If the circumstances improve, it will be similar to the fiscal cliff issue at the start of this year. When the widely-predicted disaster was averted, there was a quick pop in stocks of 7% after which pundits said that we should all wait for a correction. It is challenging to time the market based upon these news events.
Here is my current working hypothesis:
- The shutdown will occur, with most scoffing at the effects;
- Complaints will start to build;
- Regardless of who wins the blame game, a continuing resolution will be passed;
- The timing may stretch into the anticipation of a default on debt;
- Consumers, foreigners, and markets may lose confidence if the debt ceiling deadline is approached; (See the FT's Take)
- There is little incentive for politicians to resolve this issue early, and some incentive (posturing for constituent groups) to wait until the last minute;
- The government shutdown may actually encourage an earlier resolution to the debt ceiling issue; (See Ezra Klein's take)
- Investors have seen the story before, and might not react as violently; and finally
- The U.S. will not default on its debt. This mainly rests on the understanding of the consequences by business leaders, who will lean on mainstream Republicans if the issue gets close. See this summary.
There are many points in this chain, and each one is open to debate. I emphasize the importance of understanding the limits of forecasts, so we must all realize that this is a fluid situation.
I am monitoring events closely through a variety of sources, including many that I regularly cite, but which are not often monitored by most investment pundits. You should be, too! My guess is that we will be revisiting many of these same topics next week.
To help in this, my colleague Cody Willard, a leader in identifying important technology trends, is excited about Scutify.com, a new investment resource that is one of the top five iPhone apps.
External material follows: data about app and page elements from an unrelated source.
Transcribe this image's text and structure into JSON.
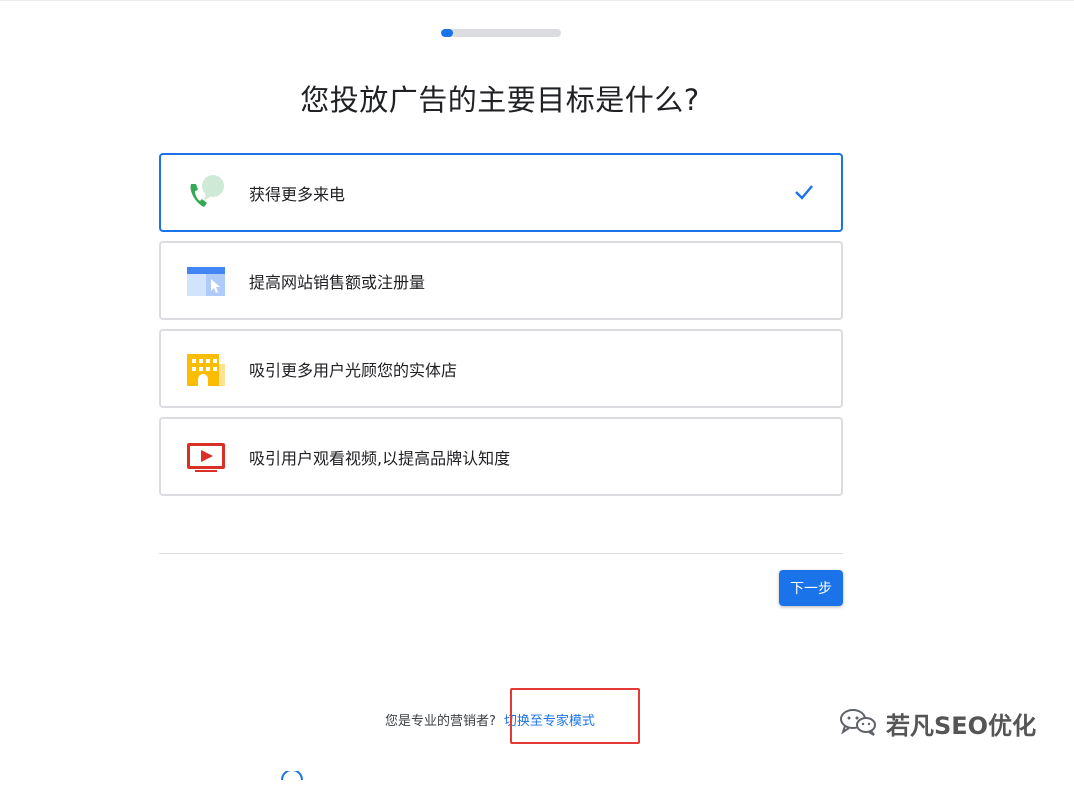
{
  "progress": {
    "fraction": 0.1
  },
  "title": "您投放广告的主要目标是什么?",
  "options": [
    {
      "label": "获得更多来电",
      "icon": "phone-call-icon",
      "selected": true
    },
    {
      "label": "提高网站销售额或注册量",
      "icon": "website-cursor-icon",
      "selected": false
    },
    {
      "label": "吸引更多用户光顾您的实体店",
      "icon": "storefront-icon",
      "selected": false
    },
    {
      "label": "吸引用户观看视频,以提高品牌认知度",
      "icon": "video-play-icon",
      "selected": false
    }
  ],
  "next_label": "下一步",
  "footer": {
    "prompt": "您是专业的营销者?",
    "link": "切换至专家模式"
  },
  "watermark": {
    "text": "若凡SEO优化",
    "icon": "wechat-icon"
  },
  "colors": {
    "accent": "#1a73e8",
    "border": "#dadce0",
    "highlight": "#e53935"
  }
}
I am joining in some good discussions there, and you can check it out at no cost.